Activity:
In the material below, list every line carrying the string "cause".

Input data:

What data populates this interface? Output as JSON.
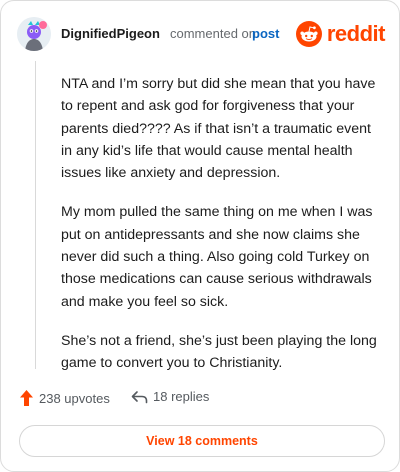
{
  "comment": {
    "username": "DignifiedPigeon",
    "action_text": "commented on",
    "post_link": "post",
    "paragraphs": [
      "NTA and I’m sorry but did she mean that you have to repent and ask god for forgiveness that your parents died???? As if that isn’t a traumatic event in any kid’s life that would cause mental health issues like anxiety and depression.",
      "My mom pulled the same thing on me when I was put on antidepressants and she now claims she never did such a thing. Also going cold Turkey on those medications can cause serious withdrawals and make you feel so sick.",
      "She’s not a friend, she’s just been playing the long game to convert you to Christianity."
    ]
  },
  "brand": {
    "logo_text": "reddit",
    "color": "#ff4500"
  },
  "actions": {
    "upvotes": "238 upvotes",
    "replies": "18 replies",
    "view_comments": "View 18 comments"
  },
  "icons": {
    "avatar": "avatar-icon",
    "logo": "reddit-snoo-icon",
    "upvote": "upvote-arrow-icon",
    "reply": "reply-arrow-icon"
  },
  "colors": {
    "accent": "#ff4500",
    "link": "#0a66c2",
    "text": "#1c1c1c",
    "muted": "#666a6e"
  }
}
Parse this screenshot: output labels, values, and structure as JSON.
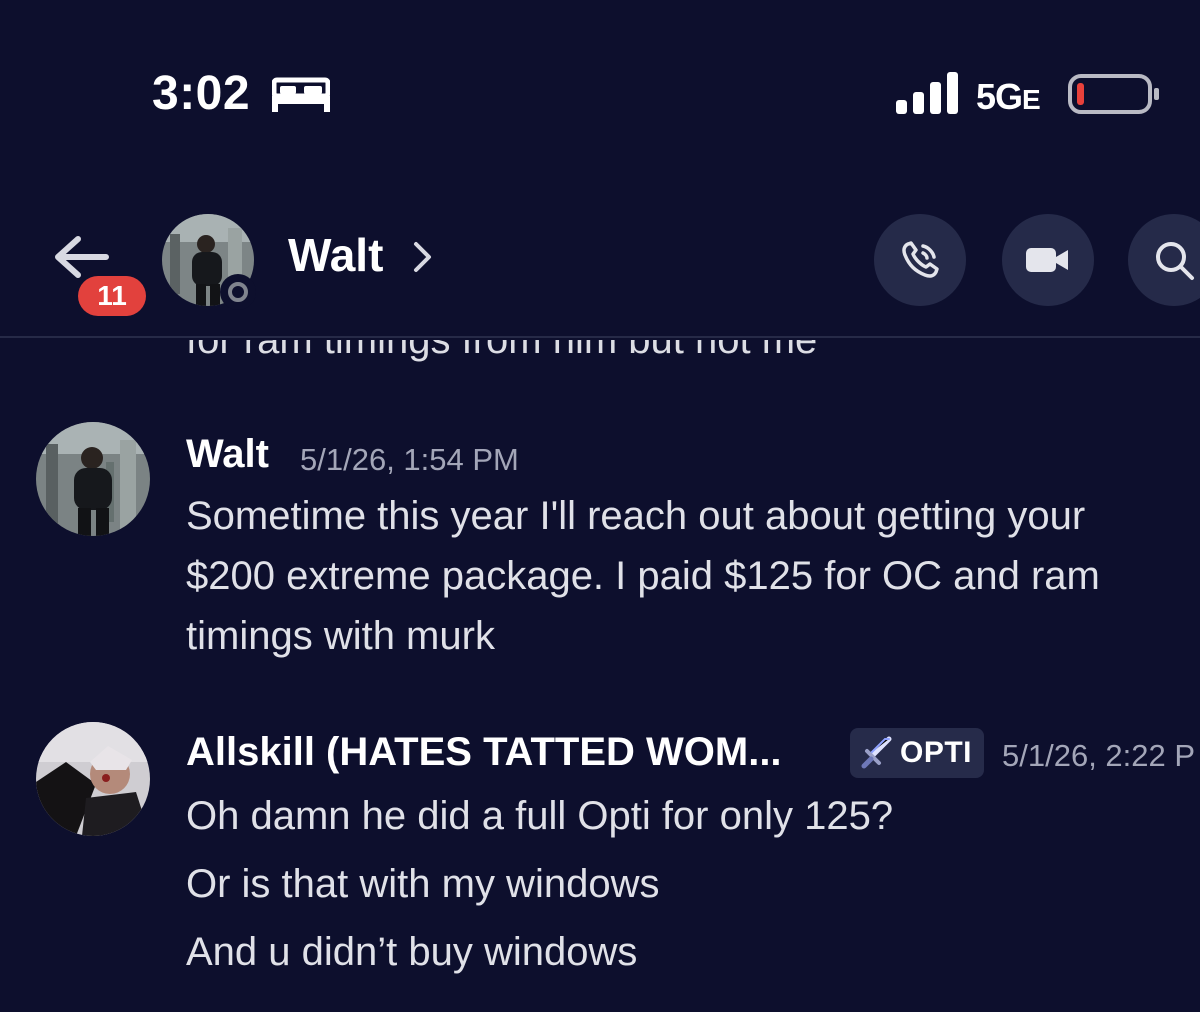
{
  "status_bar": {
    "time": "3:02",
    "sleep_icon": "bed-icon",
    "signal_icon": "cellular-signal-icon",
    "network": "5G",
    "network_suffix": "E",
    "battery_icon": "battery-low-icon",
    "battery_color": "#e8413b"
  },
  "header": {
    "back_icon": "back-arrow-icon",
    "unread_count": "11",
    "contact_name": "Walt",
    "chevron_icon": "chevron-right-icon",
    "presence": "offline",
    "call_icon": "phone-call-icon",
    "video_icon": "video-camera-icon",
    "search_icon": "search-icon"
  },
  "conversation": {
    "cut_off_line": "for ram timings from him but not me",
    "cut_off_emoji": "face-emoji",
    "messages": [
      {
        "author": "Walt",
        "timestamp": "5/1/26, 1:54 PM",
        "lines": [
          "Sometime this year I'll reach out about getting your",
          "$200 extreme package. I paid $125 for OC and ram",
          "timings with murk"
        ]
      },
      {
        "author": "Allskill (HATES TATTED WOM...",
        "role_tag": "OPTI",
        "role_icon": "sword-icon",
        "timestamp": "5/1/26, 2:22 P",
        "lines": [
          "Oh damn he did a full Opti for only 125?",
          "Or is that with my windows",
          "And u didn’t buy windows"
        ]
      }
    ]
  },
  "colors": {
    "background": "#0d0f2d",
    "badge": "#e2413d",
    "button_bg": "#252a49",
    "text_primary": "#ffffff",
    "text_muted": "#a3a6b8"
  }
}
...
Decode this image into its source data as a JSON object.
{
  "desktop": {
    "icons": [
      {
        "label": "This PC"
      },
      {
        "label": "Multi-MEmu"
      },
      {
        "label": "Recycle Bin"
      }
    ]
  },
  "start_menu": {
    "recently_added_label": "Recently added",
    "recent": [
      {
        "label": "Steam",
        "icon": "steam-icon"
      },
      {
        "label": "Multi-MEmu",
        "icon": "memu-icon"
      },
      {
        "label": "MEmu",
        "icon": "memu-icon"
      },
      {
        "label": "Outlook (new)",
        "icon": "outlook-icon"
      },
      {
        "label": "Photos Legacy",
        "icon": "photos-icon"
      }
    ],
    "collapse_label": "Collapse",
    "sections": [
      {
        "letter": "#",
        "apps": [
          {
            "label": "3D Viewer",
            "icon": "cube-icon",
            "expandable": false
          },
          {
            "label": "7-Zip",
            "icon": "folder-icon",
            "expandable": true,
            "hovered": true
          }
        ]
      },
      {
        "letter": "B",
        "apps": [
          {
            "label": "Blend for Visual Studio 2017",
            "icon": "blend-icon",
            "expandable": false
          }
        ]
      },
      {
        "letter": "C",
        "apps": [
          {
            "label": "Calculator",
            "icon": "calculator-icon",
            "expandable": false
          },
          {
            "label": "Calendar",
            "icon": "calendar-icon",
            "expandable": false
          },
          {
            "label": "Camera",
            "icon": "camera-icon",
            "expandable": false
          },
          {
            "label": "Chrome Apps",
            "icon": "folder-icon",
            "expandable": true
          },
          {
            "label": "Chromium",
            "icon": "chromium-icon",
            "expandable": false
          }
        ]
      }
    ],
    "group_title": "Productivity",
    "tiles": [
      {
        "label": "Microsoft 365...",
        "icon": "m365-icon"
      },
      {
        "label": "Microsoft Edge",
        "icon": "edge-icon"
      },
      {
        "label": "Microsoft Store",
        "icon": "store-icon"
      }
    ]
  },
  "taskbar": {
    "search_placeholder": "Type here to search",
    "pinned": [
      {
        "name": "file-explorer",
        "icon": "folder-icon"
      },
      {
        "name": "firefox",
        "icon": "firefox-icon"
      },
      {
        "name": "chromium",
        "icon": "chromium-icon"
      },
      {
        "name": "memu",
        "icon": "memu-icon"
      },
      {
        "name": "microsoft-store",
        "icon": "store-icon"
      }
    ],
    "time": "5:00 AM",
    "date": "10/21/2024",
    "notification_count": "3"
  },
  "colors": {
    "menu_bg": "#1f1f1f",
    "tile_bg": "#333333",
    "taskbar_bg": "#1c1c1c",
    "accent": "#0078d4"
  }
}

Solution for this problem:
      "NTA and I’m sorry but did she mean that you have to repent and ask god for forgiveness that your parents died???? As if that isn’t a traumatic event in any kid’s life that would cause mental health issues like anxiety and depression.",
      "My mom pulled the same thing on me when I was put on antidepressants and she now claims she never did such a thing. Also going cold Turkey on those medications can cause serious withdrawals and make you feel so sick.",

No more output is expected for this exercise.